The incident was
The pilot reported a loss of oil pressure and engine trouble, so he tried to put Cessna 172 down at Dubsdread Golf Course, north of downtown Orlando, police spokesman Sgt. Brian Gilliam said.
But the plane struck a power pole, immediately stopping in a shower of sparks. That collision may have been fortunate, because it appeared the pilot was about to overshoot the fairway and crash into a parking lot.
One man on board, Dan Lawlor, 33, died in surgery at Orlando Regional Medical Center after suffering head and chest injuries, Gilliam said. He was a flight instructor at Showalter Flying Service in Orlando.
Another Showalter pilot, Steve Schieber, 26, was in fair condition. The two friends had taken the plane out for a pleasure flight, Gilliam said.
Witnesses told police it appeared the engine was off before the plane crashed, Gilliam said.
Wtnesses rushed to the plane and pulled out one of the occupants, laying the person down on a green on the golf course. The other person had to be removed from the plane by rescue personnel.
Tom Stewart, who manages a nearby restaurant on the golf course, helped with the rescue. He told The Early Show co-anchor Hannah Storm, "At first, I couldn't believe it when they said a plane crashed out there. Myself and one of the other managers and one of my servers went out, saw what was happening and grabbed fire extinguishers from the kitchen.
"There was another pedestrian that had either been playing golf or was walking by up in the cockpit, trying to pull the gentleman out from the cockpit," he continued. "That's when we helped get the one gentleman out of the cockpit, got him down on the ground and moved him away from the plane, because we didn't know if the fuel would ignite.

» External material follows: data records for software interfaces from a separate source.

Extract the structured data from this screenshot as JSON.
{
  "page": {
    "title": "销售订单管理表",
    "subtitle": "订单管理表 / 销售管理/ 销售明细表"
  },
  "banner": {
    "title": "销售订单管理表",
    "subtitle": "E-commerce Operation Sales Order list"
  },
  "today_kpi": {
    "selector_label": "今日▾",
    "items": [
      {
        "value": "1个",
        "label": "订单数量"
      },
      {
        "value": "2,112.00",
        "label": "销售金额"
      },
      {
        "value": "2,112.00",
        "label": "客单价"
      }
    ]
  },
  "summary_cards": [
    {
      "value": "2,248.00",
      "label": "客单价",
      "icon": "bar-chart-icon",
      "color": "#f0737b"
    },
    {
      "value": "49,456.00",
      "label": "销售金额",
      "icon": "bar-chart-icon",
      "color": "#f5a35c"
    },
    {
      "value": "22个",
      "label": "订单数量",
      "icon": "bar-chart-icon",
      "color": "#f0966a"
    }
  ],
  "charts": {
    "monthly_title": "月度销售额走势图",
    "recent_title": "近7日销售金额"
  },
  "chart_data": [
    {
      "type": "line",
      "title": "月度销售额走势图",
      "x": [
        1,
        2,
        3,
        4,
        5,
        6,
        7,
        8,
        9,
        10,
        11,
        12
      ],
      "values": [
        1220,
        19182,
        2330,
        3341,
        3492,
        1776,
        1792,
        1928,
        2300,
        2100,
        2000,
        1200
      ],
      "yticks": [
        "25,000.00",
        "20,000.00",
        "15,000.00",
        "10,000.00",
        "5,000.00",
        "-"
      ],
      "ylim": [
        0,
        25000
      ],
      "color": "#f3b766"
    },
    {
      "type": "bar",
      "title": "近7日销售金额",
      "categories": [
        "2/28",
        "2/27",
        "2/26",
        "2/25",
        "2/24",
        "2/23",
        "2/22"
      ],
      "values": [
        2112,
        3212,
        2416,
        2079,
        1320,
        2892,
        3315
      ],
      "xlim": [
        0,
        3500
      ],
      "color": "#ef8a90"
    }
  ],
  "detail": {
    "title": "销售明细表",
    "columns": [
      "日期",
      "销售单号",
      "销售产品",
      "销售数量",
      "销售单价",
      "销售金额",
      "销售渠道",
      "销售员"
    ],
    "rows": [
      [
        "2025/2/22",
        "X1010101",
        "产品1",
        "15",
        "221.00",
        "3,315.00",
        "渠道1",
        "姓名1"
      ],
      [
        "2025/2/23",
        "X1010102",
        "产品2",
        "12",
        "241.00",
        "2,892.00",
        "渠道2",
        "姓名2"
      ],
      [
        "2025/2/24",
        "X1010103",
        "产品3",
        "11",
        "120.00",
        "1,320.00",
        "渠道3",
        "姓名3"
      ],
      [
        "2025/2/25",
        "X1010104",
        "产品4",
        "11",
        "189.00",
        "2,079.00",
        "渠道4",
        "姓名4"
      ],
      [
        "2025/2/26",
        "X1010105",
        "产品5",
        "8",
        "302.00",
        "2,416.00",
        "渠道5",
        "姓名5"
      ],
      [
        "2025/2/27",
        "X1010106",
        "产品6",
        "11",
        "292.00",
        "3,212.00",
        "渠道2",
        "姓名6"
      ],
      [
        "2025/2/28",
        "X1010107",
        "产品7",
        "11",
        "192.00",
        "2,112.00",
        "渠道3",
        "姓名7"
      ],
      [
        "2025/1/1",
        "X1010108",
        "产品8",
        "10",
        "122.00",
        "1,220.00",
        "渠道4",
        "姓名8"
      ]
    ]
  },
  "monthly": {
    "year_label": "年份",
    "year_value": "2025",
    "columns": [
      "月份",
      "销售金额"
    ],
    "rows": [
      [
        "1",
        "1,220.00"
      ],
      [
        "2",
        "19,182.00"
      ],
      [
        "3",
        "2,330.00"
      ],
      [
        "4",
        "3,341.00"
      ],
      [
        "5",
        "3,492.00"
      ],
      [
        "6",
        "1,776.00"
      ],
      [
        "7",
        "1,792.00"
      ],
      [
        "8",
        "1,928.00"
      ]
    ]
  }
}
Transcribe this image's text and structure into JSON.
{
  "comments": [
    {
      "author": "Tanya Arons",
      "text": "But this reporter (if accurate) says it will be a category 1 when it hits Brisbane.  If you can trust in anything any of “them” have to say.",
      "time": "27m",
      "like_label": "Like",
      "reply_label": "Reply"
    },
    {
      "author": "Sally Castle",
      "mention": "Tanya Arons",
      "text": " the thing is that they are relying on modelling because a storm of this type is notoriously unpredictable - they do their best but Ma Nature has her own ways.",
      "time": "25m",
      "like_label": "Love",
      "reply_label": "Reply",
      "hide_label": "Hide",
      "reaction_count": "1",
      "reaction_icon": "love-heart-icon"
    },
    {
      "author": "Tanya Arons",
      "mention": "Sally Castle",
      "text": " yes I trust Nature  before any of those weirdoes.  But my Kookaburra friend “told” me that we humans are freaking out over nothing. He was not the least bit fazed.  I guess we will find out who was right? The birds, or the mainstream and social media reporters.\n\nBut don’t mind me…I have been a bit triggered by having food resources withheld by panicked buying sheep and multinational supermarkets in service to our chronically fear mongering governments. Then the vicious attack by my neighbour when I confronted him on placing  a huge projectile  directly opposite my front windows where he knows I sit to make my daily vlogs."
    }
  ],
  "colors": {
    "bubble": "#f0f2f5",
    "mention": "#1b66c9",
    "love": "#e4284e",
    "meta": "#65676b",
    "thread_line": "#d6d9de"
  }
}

Stewart says he didn't fear for his own safety: "You just kind of react to the situation. When you know the people are alive -- you could see them moving, and we were trying to get them out as soon as we could. There were no flames, but there was fuel leaking from the plane. We didn't know if it would catch on fire."
The pilot he helped pull from the plane was "conscious, but not really very coherent. He was definitely dazed," Stewart told Storm.
He says he doesn't consider himself a hero. "I just think, if I was in that situation and somebody would be helping me out. We just kind of reacted to the situation. We knew the people were alive and everybody was just kind of in awe of what happened, because the plane didn't make any noise when it came in. The engine wasn't riding. It just kind of glided in. Then, all of a sudden, the explosion from the transformer and the power going out."
The plane had been bound for Orlando Executive Airport, about eight miles away. The Federal Aviation Administration and National Transportation Safety Board plan to investigate.
Power was cut to about 900 customers, Orlando Utilities Commission spokesman Sheridan Becht said. Most had their service restored within 45 minutes.